Using the data below, return all lines in which "duration" appears.

━━ DATA TO USE ━━

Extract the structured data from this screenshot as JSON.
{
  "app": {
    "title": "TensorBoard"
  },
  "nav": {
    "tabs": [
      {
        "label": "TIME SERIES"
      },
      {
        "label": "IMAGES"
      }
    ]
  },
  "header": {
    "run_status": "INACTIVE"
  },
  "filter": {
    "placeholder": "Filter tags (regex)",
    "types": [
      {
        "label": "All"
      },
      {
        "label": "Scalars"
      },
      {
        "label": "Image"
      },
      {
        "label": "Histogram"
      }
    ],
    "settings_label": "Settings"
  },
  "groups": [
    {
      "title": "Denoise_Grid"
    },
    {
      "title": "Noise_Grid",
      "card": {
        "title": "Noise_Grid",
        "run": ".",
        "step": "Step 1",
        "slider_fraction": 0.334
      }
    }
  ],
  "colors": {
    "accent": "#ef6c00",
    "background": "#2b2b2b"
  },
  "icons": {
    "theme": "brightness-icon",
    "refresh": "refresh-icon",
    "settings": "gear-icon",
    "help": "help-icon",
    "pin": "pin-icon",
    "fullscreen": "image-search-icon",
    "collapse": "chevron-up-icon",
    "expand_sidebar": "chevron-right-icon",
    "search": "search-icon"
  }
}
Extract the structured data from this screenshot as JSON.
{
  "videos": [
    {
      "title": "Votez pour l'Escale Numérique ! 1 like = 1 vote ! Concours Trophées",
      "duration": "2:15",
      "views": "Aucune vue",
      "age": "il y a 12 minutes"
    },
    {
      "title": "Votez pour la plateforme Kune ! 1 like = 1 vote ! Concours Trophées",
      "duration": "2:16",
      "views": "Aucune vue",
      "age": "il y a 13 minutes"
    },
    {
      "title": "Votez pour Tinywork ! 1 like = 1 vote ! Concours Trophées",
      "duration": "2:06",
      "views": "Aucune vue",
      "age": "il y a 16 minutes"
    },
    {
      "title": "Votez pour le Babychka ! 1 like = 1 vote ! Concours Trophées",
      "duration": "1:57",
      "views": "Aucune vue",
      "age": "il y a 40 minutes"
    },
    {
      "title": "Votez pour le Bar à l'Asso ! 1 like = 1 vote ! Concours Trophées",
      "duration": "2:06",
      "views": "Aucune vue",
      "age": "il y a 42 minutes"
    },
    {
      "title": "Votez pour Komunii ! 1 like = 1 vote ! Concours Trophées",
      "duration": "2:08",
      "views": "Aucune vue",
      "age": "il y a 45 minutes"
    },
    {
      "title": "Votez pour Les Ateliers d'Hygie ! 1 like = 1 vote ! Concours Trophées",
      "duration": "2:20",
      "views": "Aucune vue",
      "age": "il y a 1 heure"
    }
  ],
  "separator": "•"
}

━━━

§ THE COMPLETED TASK:
      "duration": "2:15",
      "duration": "2:16",
      "duration": "2:06",
      "duration": "1:57",
      "duration": "2:06",
      "duration": "2:08",
      "duration": "2:20",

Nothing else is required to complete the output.